These are all genetic factors that can put you more at risk for lethal Coronavirus

Case severity is the most inconsistent element of the COVID-19 pandemic. Those with patience for the details have likely grown dissatisfied with the stump narratives on offer, despite admirable efforts on behalf of officials and health systems to brief the public as often as possible.

In the time since SARS-Cov-2 penetrated the US an increasing number of young otherwise healthy Americans have evidenced severe manifestations of the ensuing respiratory disease, while a similar portion remains asymptomatic for the entire duration of infection.

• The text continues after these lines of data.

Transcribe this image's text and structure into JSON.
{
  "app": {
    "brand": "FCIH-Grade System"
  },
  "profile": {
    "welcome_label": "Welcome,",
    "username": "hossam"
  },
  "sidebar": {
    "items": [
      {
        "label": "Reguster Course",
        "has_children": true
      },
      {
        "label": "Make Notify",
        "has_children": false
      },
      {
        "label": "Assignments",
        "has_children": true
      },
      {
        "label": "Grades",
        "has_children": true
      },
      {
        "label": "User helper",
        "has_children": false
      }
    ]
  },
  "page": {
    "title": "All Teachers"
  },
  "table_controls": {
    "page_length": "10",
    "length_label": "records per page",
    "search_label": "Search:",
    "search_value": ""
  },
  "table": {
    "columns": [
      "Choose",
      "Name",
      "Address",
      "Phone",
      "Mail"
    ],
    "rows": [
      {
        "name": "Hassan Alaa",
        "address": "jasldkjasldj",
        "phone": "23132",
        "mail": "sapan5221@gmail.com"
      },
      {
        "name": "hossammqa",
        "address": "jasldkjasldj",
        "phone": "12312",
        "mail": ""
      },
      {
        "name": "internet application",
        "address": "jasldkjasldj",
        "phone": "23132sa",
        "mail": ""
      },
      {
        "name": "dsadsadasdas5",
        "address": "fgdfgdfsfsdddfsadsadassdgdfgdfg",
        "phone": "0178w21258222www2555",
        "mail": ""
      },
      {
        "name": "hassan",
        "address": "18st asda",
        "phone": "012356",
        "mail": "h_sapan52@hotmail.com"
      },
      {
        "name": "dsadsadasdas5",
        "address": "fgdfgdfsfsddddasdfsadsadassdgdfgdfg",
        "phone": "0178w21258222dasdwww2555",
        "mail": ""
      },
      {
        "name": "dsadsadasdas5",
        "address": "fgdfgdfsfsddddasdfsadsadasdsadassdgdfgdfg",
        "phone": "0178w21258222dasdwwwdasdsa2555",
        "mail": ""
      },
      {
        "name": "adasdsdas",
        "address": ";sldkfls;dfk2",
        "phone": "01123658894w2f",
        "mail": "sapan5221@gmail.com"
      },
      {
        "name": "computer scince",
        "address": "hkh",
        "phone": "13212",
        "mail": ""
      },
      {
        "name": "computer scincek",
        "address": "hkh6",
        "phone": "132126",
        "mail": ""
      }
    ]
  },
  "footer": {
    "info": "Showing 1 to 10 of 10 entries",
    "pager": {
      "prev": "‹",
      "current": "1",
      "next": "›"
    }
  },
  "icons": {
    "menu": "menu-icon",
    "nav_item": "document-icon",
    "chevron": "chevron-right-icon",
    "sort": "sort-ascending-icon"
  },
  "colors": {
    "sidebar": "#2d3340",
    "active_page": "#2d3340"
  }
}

Some of the causal factors will remain unknown for the foreseeable future, as is the case with the critical forms of influenza that impact young demographics every year. By and large, the pathology of any illness survives on a cocktail of circumstance and genetic predispositions. 

A series of studies derived from the DNA of patients with aggressive COVID-19 symptoms were linked by the human receptor angiotensin-converting enzyme 2 (ACE2). The most common SARS viruses that affect humans rely on ACE2 for viral entry. 

SARS-Cov-2’s trimeric spike protein binds to the receptor before hijacking cells. The more we understand about this critical interaction the better we can develop therapeutics capable of averting it.

A new paper published in The New England Journal of Medicine compellingly suggests that the interaction between SARS viruses and ACE2 might be a correlate of their infectivity. In fact, some physicians have motioned for the discontinuation of ACE inhibitors and angiotensin-receptor blockers (ARBs), both prophylactically and in the hopes of treating COVID-19.

“It is my opinion that [host] genetic differences are a key factor … for susceptibility to severe acute pneumonia,” Alessandra Renieri, a geneticist at the University of Siena in Italy, who is one of the many academicians collecting DNA samples from willing patients who are currently hospitalized with COVID-19,  explained in LiveScience.

ACE2 is not the only genetic parallel observed in critically ill patients. Some of the pioneering research operates in the negative spaces.

A preliminary study conducted in China determined physiological similarities that keep some individuals protected against advanced respiratory inflammation caused by SARS-Cov-2.

Thirty-seven percent of surveyed patients had the same blood type. There were 63% more fatalities among type A blood patients than type O patients of the 206 initial COVID-19 deaths that occurred in Wuhan. 

“If you are type A, there is no need to panic. It does not mean you will be infected 100%,” researcher Gao Yingdai told the South China Morning Post. “If you are type O, it does not mean you are absolutely safe, either. You still need to wash your hands and follow the guidelines issued by authorities.”

The World Health Organization reports that more than 80% of laboratory-confirmed cases were defined as mild-to-moderate, 14% were severe and 6% could be described as critical. 

Medical professionals gauge case severity by oxygen levels in the blood and lung damage that worsens by 50% or more within a 24 to 48-hour window . 

Men and smokers are roughly 1.3 times more likely to evidence life-threatening incarnations of COVID-19. 

Sufferers of chronic obstructive pulmonary disorder are between two and 11 times more likely to endure severe respiratory symptoms and patients with kidney disease are between two- and 16-fold more likely to evidence the same. 

Any preexisting condition that exacerbates inflammation, like hypertension, asthma, and diabetes carries similarly start risk increases.

“These conditions appear to track closely with advancing age,13 which is emerging as the strongest predictor of COVID-19–related death.14 Unfortunately, reports to date have not rigorously accounted for age or other key factors that contribute to health as potential confounders in risk prediction. With other infective illnesses, coexisting conditions such as hypertension have been key prognostic determinants,10 and this also appears to be the case with COVID-19,” The New England Journal of Medicine reports. 

RAAS inhibitors, which are often used to treat patients with the aforementioned underlying conditions, might also be playing a huge role in recovery statistics. 

Conversely, routinely consuming VItamin C, receiving moderate physical activity, sufficient sleep and staying hydrated have all been linked to mild forms of COVID-19.